Today’s selection makes use of some fresh spring produce… and me fully realising what tortelli di zucca actually is, so I was able to make use of a fresh pasta seller! Tortelli di zucca is essentially a pumpkin ravioli so that’s what I got!

I really liked the contrast in colours that I got with this selection of food. The sheen that it got with a light drizzle of Cretan olive oil was also rather pleasing. I just wish I had better lighting in my kitchen so my pictures didn’t always look so amateurish. Oh well.

Whilst an amaranth and sorrel salad probably isn’t a normal combination, I think that it worked really well. The amaranth gave the salad a nice earthiness that is somewhere between beetroot and spinach; it also gave this salad a beautiful splash of my favourite colour.

The earthiness of the amaranth is counter-balanced, weirdly, by the sourness of the sorrel. I definitely did not expect for this salad lead to be sour, well the stems were sour… there wasn’t too much flavour in the leaves themselves when compared to the sour stems.

Of course, the highlight of the plate was the pumpkin ravioli (aka tortelli di zucca). I get that this is something traditionally eaten in the winter, when pumpkin is properly in season, but I was loving the sweetness of the pureed pumpkin mixed with the fresh creaminess of the ricotta. It probably could have done with some more nutmeg being added, but this is small potatoes. This was truly delicious.

Good Eatin’ – Verjuice Salad Dressing

List Item: Try three quarters of the 1001 Foods You Must Try Before You Die
Progress: 717/751Food item: Verjuice

It’s good to already be using another thing from my big box of French goodies. It feels like the proportion of food posts in the coming weeks is going to skyrocket, which I am not going to complain about. I mean, it is distracting me from cooking the woodcock I have in my freezer… but that’ll keep, right?

Verjuice (or verjus in French) is a condiment that exists in the space between fruit juice and vinegar. Traditionally it is made from unripe grapes and can be used in any number of recipes that calls for vinegar or lemon juice. As the title of this post states, I decided to use it as a vinegar substitute in a salad dressing alongside some garlic-infused olive oil.

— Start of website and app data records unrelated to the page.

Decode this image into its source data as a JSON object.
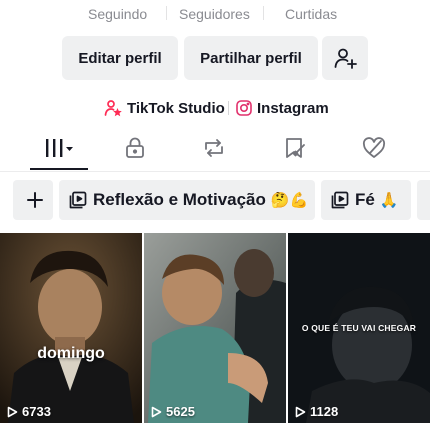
{
  "stats": {
    "following_label": "Seguindo",
    "followers_label": "Seguidores",
    "likes_label": "Curtidas"
  },
  "actions": {
    "edit_profile": "Editar perfil",
    "share_profile": "Partilhar perfil"
  },
  "links": {
    "studio": "TikTok Studio",
    "instagram": "Instagram"
  },
  "colors": {
    "tiktok_pink": "#fe2c55",
    "instagram_pink": "#e1306c",
    "button_bg": "#eff0f1",
    "muted_text": "#8a8b91"
  },
  "tabs": [
    {
      "icon": "videos-grid-icon",
      "active": true
    },
    {
      "icon": "lock-icon",
      "active": false
    },
    {
      "icon": "repost-icon",
      "active": false
    },
    {
      "icon": "favorites-icon",
      "active": false
    },
    {
      "icon": "liked-heart-icon",
      "active": false
    }
  ],
  "playlists": {
    "add_icon": "plus-icon",
    "items": [
      {
        "label": "Reflexão e Motivação",
        "emoji": "🤔💪"
      },
      {
        "label": "Fé",
        "emoji": "🙏"
      }
    ]
  },
  "videos": [
    {
      "views": "6733",
      "caption": "domingo"
    },
    {
      "views": "5625",
      "caption": ""
    },
    {
      "views": "1128",
      "caption": "O QUE É TEU VAI CHEGAR"
    }
  ]
}
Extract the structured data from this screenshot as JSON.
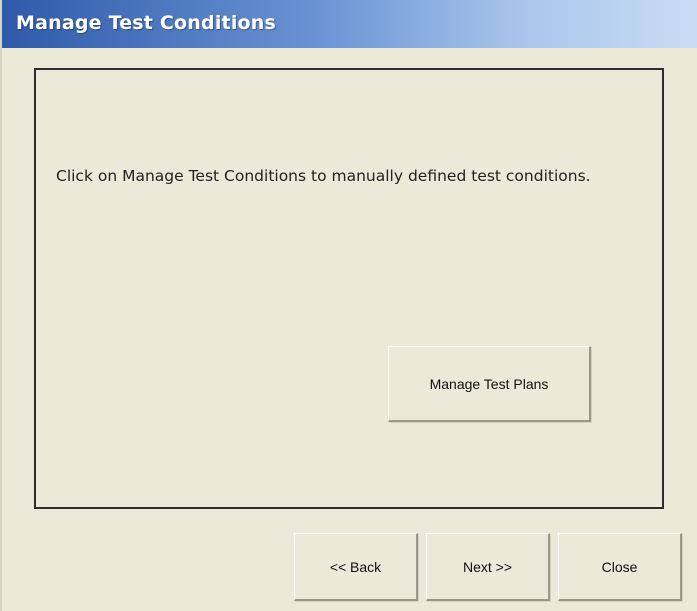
{
  "window": {
    "title": "Manage Test Conditions"
  },
  "panel": {
    "instruction": "Click on Manage Test Conditions to manually defined test conditions.",
    "manage_button_label": "Manage Test Plans"
  },
  "footer": {
    "back_label": "<< Back",
    "next_label": "Next >>",
    "close_label": "Close"
  },
  "colors": {
    "title_bar_start": "#2f5aa8",
    "title_bar_end": "#c9dcf4",
    "window_background": "#ece9d8",
    "panel_border": "#2e2e2e"
  }
}
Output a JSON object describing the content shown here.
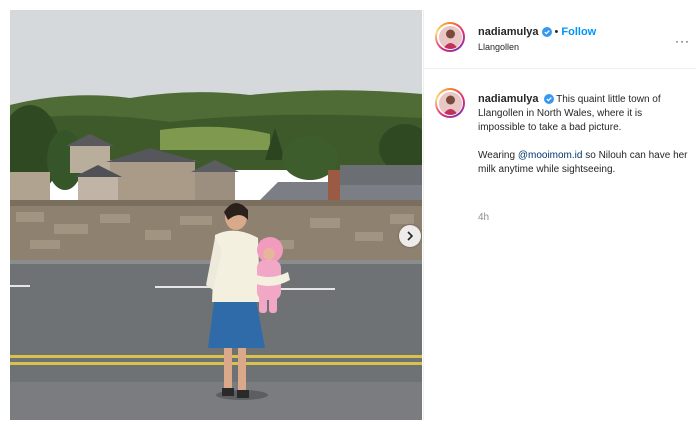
{
  "post": {
    "username": "nadiamulya",
    "follow_label": "Follow",
    "separator": "•",
    "location": "Llangollen",
    "more_label": "···"
  },
  "caption": {
    "username": "nadiamulya",
    "text1": "This quaint little town of Llangollen in North Wales, where it is impossible to take a bad picture.",
    "text2_before": "Wearing ",
    "mention": "@mooimom.id",
    "text2_after": " so Nilouh can have her milk anytime while sightseeing.",
    "time": "4h"
  },
  "colors": {
    "follow": "#0095f6",
    "verified": "#3897f0",
    "mention": "#00376b",
    "meta": "#8e8e8e"
  },
  "icons": {
    "verified": "verified-badge-icon",
    "next": "chevron-right-icon",
    "more": "more-options-icon"
  }
}
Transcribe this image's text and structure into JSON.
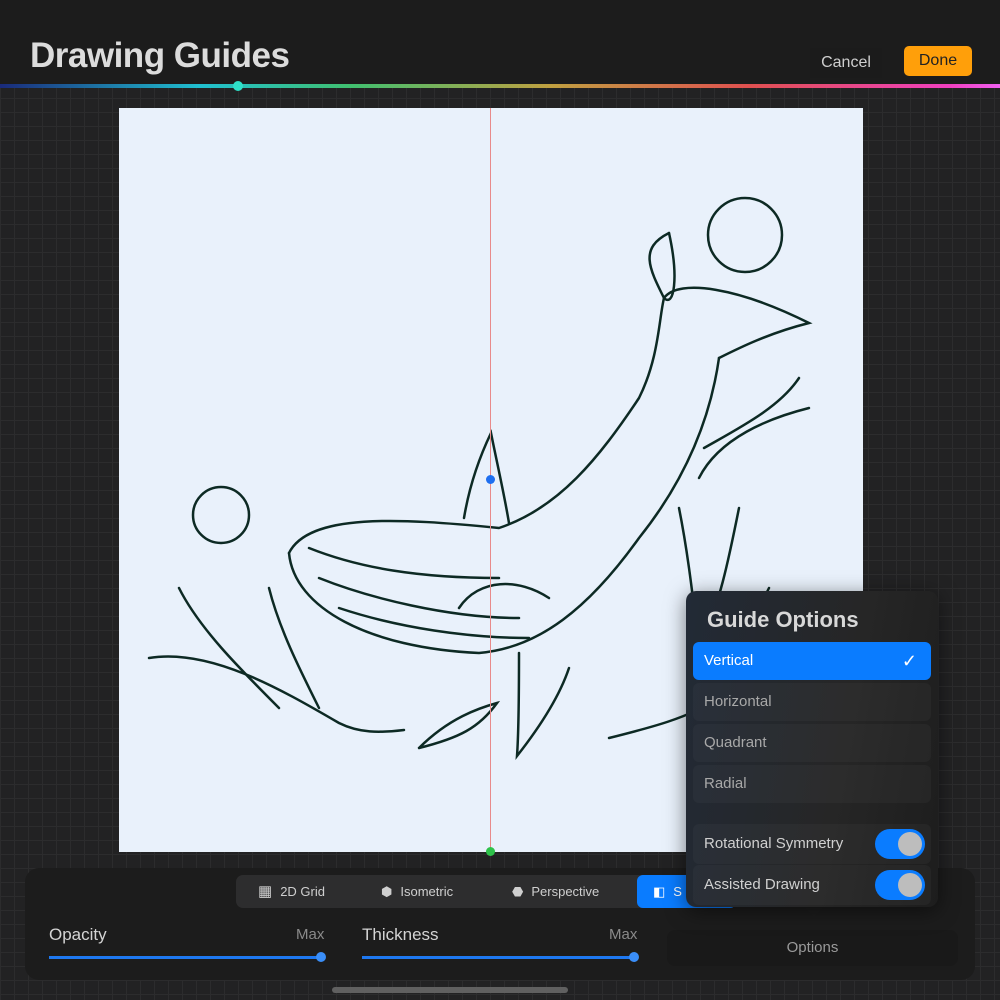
{
  "header": {
    "title": "Drawing Guides",
    "cancel_label": "Cancel",
    "done_label": "Done"
  },
  "colors": {
    "accent": "#0a7cff",
    "done": "#ff9f0a",
    "canvas": "#e9f1fb",
    "axis": "#e88a8a",
    "ink": "#0d2a24"
  },
  "guide_tabs": [
    {
      "label": "2D Grid",
      "icon": "grid-icon"
    },
    {
      "label": "Isometric",
      "icon": "isometric-icon"
    },
    {
      "label": "Perspective",
      "icon": "perspective-icon"
    },
    {
      "label": "S",
      "icon": "symmetry-icon",
      "active": true
    }
  ],
  "sliders": {
    "opacity": {
      "label": "Opacity",
      "max_label": "Max",
      "value": 1.0
    },
    "thickness": {
      "label": "Thickness",
      "max_label": "Max",
      "value": 1.0
    }
  },
  "options_button": "Options",
  "guide_options": {
    "title": "Guide Options",
    "items": [
      {
        "label": "Vertical",
        "selected": true
      },
      {
        "label": "Horizontal",
        "selected": false
      },
      {
        "label": "Quadrant",
        "selected": false
      },
      {
        "label": "Radial",
        "selected": false
      }
    ],
    "checkmark": "✓",
    "toggles": [
      {
        "label": "Rotational Symmetry",
        "on": true
      },
      {
        "label": "Assisted Drawing",
        "on": true
      }
    ]
  }
}
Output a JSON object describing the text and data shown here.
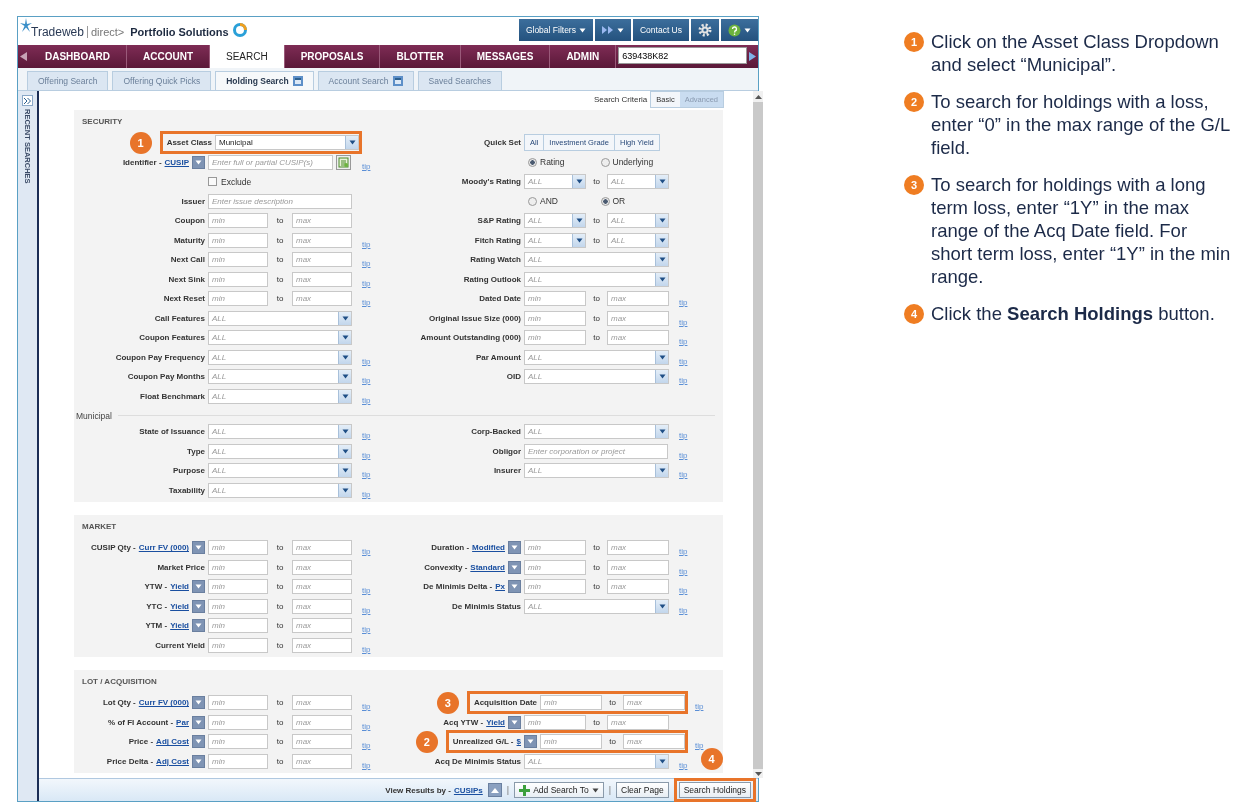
{
  "header": {
    "brand": "Tradeweb",
    "tagline": "direct>",
    "product": "Portfolio Solutions",
    "tools": [
      {
        "kind": "label",
        "label": "Global Filters",
        "menu": true
      },
      {
        "kind": "forward",
        "menu": true
      },
      {
        "kind": "label",
        "label": "Contact Us",
        "menu": false
      },
      {
        "kind": "gear",
        "menu": false
      },
      {
        "kind": "help",
        "menu": true
      }
    ]
  },
  "nav": {
    "tabs": [
      {
        "label": "DASHBOARD",
        "selected": false
      },
      {
        "label": "ACCOUNT",
        "selected": false
      },
      {
        "label": "SEARCH",
        "selected": true
      },
      {
        "label": "PROPOSALS",
        "selected": false
      },
      {
        "label": "BLOTTER",
        "selected": false
      },
      {
        "label": "MESSAGES",
        "selected": false
      },
      {
        "label": "ADMIN",
        "selected": false
      }
    ],
    "search": {
      "value": "639438K82"
    }
  },
  "subtabs": [
    {
      "label": "Offering Search",
      "selected": false,
      "icon": false
    },
    {
      "label": "Offering Quick Picks",
      "selected": false,
      "icon": false
    },
    {
      "label": "Holding Search",
      "selected": true,
      "icon": true
    },
    {
      "label": "Account Search",
      "selected": false,
      "icon": true
    },
    {
      "label": "Saved Searches",
      "selected": false,
      "icon": false
    }
  ],
  "sidebar": {
    "title": "RECENT SEARCHES"
  },
  "criteria": {
    "label": "Search Criteria",
    "modes": [
      {
        "label": "Basic",
        "selected": false
      },
      {
        "label": "Advanced",
        "selected": true
      }
    ]
  },
  "sections": [
    {
      "title": "SECURITY",
      "rows": [
        {
          "kind": "fields",
          "left": {
            "kind": "select",
            "label": "Asset Class",
            "value": "Municipal",
            "callout": {
              "number": "1"
            }
          },
          "right": {
            "kind": "buttons",
            "label": "Quick Set",
            "buttons": [
              "All",
              "Investment Grade",
              "High Yield"
            ]
          }
        },
        {
          "kind": "fields",
          "left": {
            "kind": "text",
            "label": "Identifier -",
            "link": "CUSIP",
            "menu": true,
            "placeholder": "Enter full or partial CUSIP(s)",
            "action": true,
            "tip": "tip"
          },
          "right": {
            "kind": "radios",
            "options": [
              {
                "label": "Rating",
                "selected": true
              },
              {
                "label": "Underlying",
                "selected": false
              }
            ]
          }
        },
        {
          "kind": "fields",
          "left": {
            "kind": "checkbox",
            "label": "Exclude",
            "checked": false
          },
          "right": {
            "kind": "select_range",
            "label": "Moody's Rating",
            "selects": [
              {
                "placeholder": "ALL"
              },
              {
                "placeholder": "ALL"
              }
            ],
            "sep": "to"
          }
        },
        {
          "kind": "fields",
          "left": {
            "kind": "text",
            "label": "Issuer",
            "placeholder": "Enter issue description"
          },
          "right": {
            "kind": "radios",
            "options": [
              {
                "label": "AND",
                "selected": false
              },
              {
                "label": "OR",
                "selected": true
              }
            ]
          }
        },
        {
          "kind": "fields",
          "left": {
            "kind": "range",
            "label": "Coupon",
            "inputs": [
              {
                "placeholder": "min"
              },
              {
                "placeholder": "max"
              }
            ],
            "sep": "to"
          },
          "right": {
            "kind": "select_range",
            "label": "S&P Rating",
            "selects": [
              {
                "placeholder": "ALL"
              },
              {
                "placeholder": "ALL"
              }
            ],
            "sep": "to"
          }
        },
        {
          "kind": "fields",
          "left": {
            "kind": "range",
            "label": "Maturity",
            "inputs": [
              {
                "placeholder": "min"
              },
              {
                "placeholder": "max"
              }
            ],
            "sep": "to",
            "tip": "tip"
          },
          "right": {
            "kind": "select_range",
            "label": "Fitch Rating",
            "selects": [
              {
                "placeholder": "ALL"
              },
              {
                "placeholder": "ALL"
              }
            ],
            "sep": "to"
          }
        },
        {
          "kind": "fields",
          "left": {
            "kind": "range",
            "label": "Next Call",
            "inputs": [
              {
                "placeholder": "min"
              },
              {
                "placeholder": "max"
              }
            ],
            "sep": "to",
            "tip": "tip"
          },
          "right": {
            "kind": "select",
            "label": "Rating Watch",
            "placeholder": "ALL"
          }
        },
        {
          "kind": "fields",
          "left": {
            "kind": "range",
            "label": "Next Sink",
            "inputs": [
              {
                "placeholder": "min"
              },
              {
                "placeholder": "max"
              }
            ],
            "sep": "to",
            "tip": "tip"
          },
          "right": {
            "kind": "select",
            "label": "Rating Outlook",
            "placeholder": "ALL"
          }
        },
        {
          "kind": "fields",
          "left": {
            "kind": "range",
            "label": "Next Reset",
            "inputs": [
              {
                "placeholder": "min"
              },
              {
                "placeholder": "max"
              }
            ],
            "sep": "to",
            "tip": "tip"
          },
          "right": {
            "kind": "range",
            "label": "Dated Date",
            "inputs": [
              {
                "placeholder": "min"
              },
              {
                "placeholder": "max"
              }
            ],
            "sep": "to",
            "tip": "tip"
          }
        },
        {
          "kind": "fields",
          "left": {
            "kind": "select",
            "label": "Call Features",
            "placeholder": "ALL"
          },
          "right": {
            "kind": "range",
            "label": "Original Issue Size (000)",
            "inputs": [
              {
                "placeholder": "min"
              },
              {
                "placeholder": "max"
              }
            ],
            "sep": "to",
            "tip": "tip"
          }
        },
        {
          "kind": "fields",
          "left": {
            "kind": "select",
            "label": "Coupon Features",
            "placeholder": "ALL"
          },
          "right": {
            "kind": "range",
            "label": "Amount Outstanding (000)",
            "inputs": [
              {
                "placeholder": "min"
              },
              {
                "placeholder": "max"
              }
            ],
            "sep": "to",
            "tip": "tip"
          }
        },
        {
          "kind": "fields",
          "left": {
            "kind": "select",
            "label": "Coupon Pay Frequency",
            "placeholder": "ALL",
            "tip": "tip"
          },
          "right": {
            "kind": "select",
            "label": "Par Amount",
            "placeholder": "ALL",
            "tip": "tip"
          }
        },
        {
          "kind": "fields",
          "left": {
            "kind": "select",
            "label": "Coupon Pay Months",
            "placeholder": "ALL",
            "tip": "tip"
          },
          "right": {
            "kind": "select",
            "label": "OID",
            "placeholder": "ALL",
            "tip": "tip"
          }
        },
        {
          "kind": "fields",
          "left": {
            "kind": "select",
            "label": "Float Benchmark",
            "placeholder": "ALL",
            "tip": "tip"
          }
        },
        {
          "kind": "divider",
          "label": "Municipal"
        },
        {
          "kind": "fields",
          "left": {
            "kind": "select",
            "label": "State of Issuance",
            "placeholder": "ALL",
            "tip": "tip"
          },
          "right": {
            "kind": "select",
            "label": "Corp-Backed",
            "placeholder": "ALL",
            "tip": "tip"
          }
        },
        {
          "kind": "fields",
          "left": {
            "kind": "select",
            "label": "Type",
            "placeholder": "ALL",
            "tip": "tip"
          },
          "right": {
            "kind": "text",
            "label": "Obligor",
            "placeholder": "Enter corporation or project",
            "tip": "tip"
          }
        },
        {
          "kind": "fields",
          "left": {
            "kind": "select",
            "label": "Purpose",
            "placeholder": "ALL",
            "tip": "tip"
          },
          "right": {
            "kind": "select",
            "label": "Insurer",
            "placeholder": "ALL",
            "tip": "tip"
          }
        },
        {
          "kind": "fields",
          "left": {
            "kind": "select",
            "label": "Taxability",
            "placeholder": "ALL",
            "tip": "tip"
          }
        }
      ]
    },
    {
      "title": "MARKET",
      "rows": [
        {
          "kind": "fields",
          "left": {
            "kind": "range",
            "label": "CUSIP Qty -",
            "link": "Curr FV (000)",
            "menu": true,
            "inputs": [
              {
                "placeholder": "min"
              },
              {
                "placeholder": "max"
              }
            ],
            "sep": "to",
            "tip": "tip"
          },
          "right": {
            "kind": "range",
            "label": "Duration -",
            "link": "Modified",
            "menu": true,
            "inputs": [
              {
                "placeholder": "min"
              },
              {
                "placeholder": "max"
              }
            ],
            "sep": "to",
            "tip": "tip"
          }
        },
        {
          "kind": "fields",
          "left": {
            "kind": "range",
            "label": "Market Price",
            "inputs": [
              {
                "placeholder": "min"
              },
              {
                "placeholder": "max"
              }
            ],
            "sep": "to"
          },
          "right": {
            "kind": "range",
            "label": "Convexity -",
            "link": "Standard",
            "menu": true,
            "inputs": [
              {
                "placeholder": "min"
              },
              {
                "placeholder": "max"
              }
            ],
            "sep": "to",
            "tip": "tip"
          }
        },
        {
          "kind": "fields",
          "left": {
            "kind": "range",
            "label": "YTW -",
            "link": "Yield",
            "menu": true,
            "inputs": [
              {
                "placeholder": "min"
              },
              {
                "placeholder": "max"
              }
            ],
            "sep": "to",
            "tip": "tip"
          },
          "right": {
            "kind": "range",
            "label": "De Minimis Delta -",
            "link": "Px",
            "menu": true,
            "inputs": [
              {
                "placeholder": "min"
              },
              {
                "placeholder": "max"
              }
            ],
            "sep": "to",
            "tip": "tip"
          }
        },
        {
          "kind": "fields",
          "left": {
            "kind": "range",
            "label": "YTC -",
            "link": "Yield",
            "menu": true,
            "inputs": [
              {
                "placeholder": "min"
              },
              {
                "placeholder": "max"
              }
            ],
            "sep": "to",
            "tip": "tip"
          },
          "right": {
            "kind": "select",
            "label": "De Minimis Status",
            "placeholder": "ALL",
            "tip": "tip"
          }
        },
        {
          "kind": "fields",
          "left": {
            "kind": "range",
            "label": "YTM -",
            "link": "Yield",
            "menu": true,
            "inputs": [
              {
                "placeholder": "min"
              },
              {
                "placeholder": "max"
              }
            ],
            "sep": "to",
            "tip": "tip"
          }
        },
        {
          "kind": "fields",
          "left": {
            "kind": "range",
            "label": "Current Yield",
            "inputs": [
              {
                "placeholder": "min"
              },
              {
                "placeholder": "max"
              }
            ],
            "sep": "to",
            "tip": "tip"
          }
        }
      ]
    },
    {
      "title": "LOT / ACQUISITION",
      "rows": [
        {
          "kind": "fields",
          "left": {
            "kind": "range",
            "label": "Lot Qty -",
            "link": "Curr FV (000)",
            "menu": true,
            "inputs": [
              {
                "placeholder": "min"
              },
              {
                "placeholder": "max"
              }
            ],
            "sep": "to",
            "tip": "tip"
          },
          "right": {
            "kind": "range",
            "label": "Acquisition Date",
            "inputs": [
              {
                "placeholder": "min"
              },
              {
                "placeholder": "max"
              }
            ],
            "sep": "to",
            "tip": "tip",
            "callout": {
              "number": "3"
            }
          }
        },
        {
          "kind": "fields",
          "left": {
            "kind": "range",
            "label": "% of FI Account -",
            "link": "Par",
            "menu": true,
            "inputs": [
              {
                "placeholder": "min"
              },
              {
                "placeholder": "max"
              }
            ],
            "sep": "to",
            "tip": "tip"
          },
          "right": {
            "kind": "range",
            "label": "Acq YTW -",
            "link": "Yield",
            "menu": true,
            "inputs": [
              {
                "placeholder": "min"
              },
              {
                "placeholder": "max"
              }
            ],
            "sep": "to"
          }
        },
        {
          "kind": "fields",
          "left": {
            "kind": "range",
            "label": "Price -",
            "link": "Adj Cost",
            "menu": true,
            "inputs": [
              {
                "placeholder": "min"
              },
              {
                "placeholder": "max"
              }
            ],
            "sep": "to",
            "tip": "tip"
          },
          "right": {
            "kind": "range",
            "label": "Unrealized G/L -",
            "link": "$",
            "menu": true,
            "inputs": [
              {
                "placeholder": "min"
              },
              {
                "placeholder": "max"
              }
            ],
            "sep": "to",
            "tip": "tip",
            "callout": {
              "number": "2"
            }
          }
        },
        {
          "kind": "fields",
          "left": {
            "kind": "range",
            "label": "Price Delta -",
            "link": "Adj Cost",
            "menu": true,
            "inputs": [
              {
                "placeholder": "min"
              },
              {
                "placeholder": "max"
              }
            ],
            "sep": "to",
            "tip": "tip"
          },
          "right": {
            "kind": "select",
            "label": "Acq De Minimis Status",
            "placeholder": "ALL",
            "tip": "tip"
          }
        }
      ]
    }
  ],
  "footer": {
    "items": [
      {
        "kind": "results",
        "label": "View Results by -",
        "link": "CUSIPs"
      },
      {
        "kind": "up"
      },
      {
        "kind": "sep",
        "text": "|"
      },
      {
        "kind": "add",
        "label": "Add Search To",
        "menu": true
      },
      {
        "kind": "sep",
        "text": "|"
      },
      {
        "kind": "plain",
        "label": "Clear Page"
      },
      {
        "kind": "plain",
        "label": "Search Holdings",
        "callout": {
          "number": "4"
        }
      }
    ]
  },
  "instructions": [
    {
      "number": "1",
      "text": "Click on the Asset Class Dropdown and select “Municipal”."
    },
    {
      "number": "2",
      "text": "To search for holdings with a loss, enter “0” in the max range of the G/L field."
    },
    {
      "number": "3",
      "text": "To search for holdings with a long term loss, enter “1Y” in the max range of the Acq Date field. For short term loss, enter “1Y” in the min range."
    },
    {
      "number": "4",
      "text": "Click the **Search Holdings** button."
    }
  ]
}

The result was a far subtler and fresher salad dressing than you would have gotten with a cider or sherry vinegar, which is still full of flavour. On it’s own, by which I mean the taste after I properly swigged it from the bottle like a lush, is a cross between grape, lemon and a tart apple. It’s actually really delicious and this will be the base of most of my salad dressings until the bottle runs out.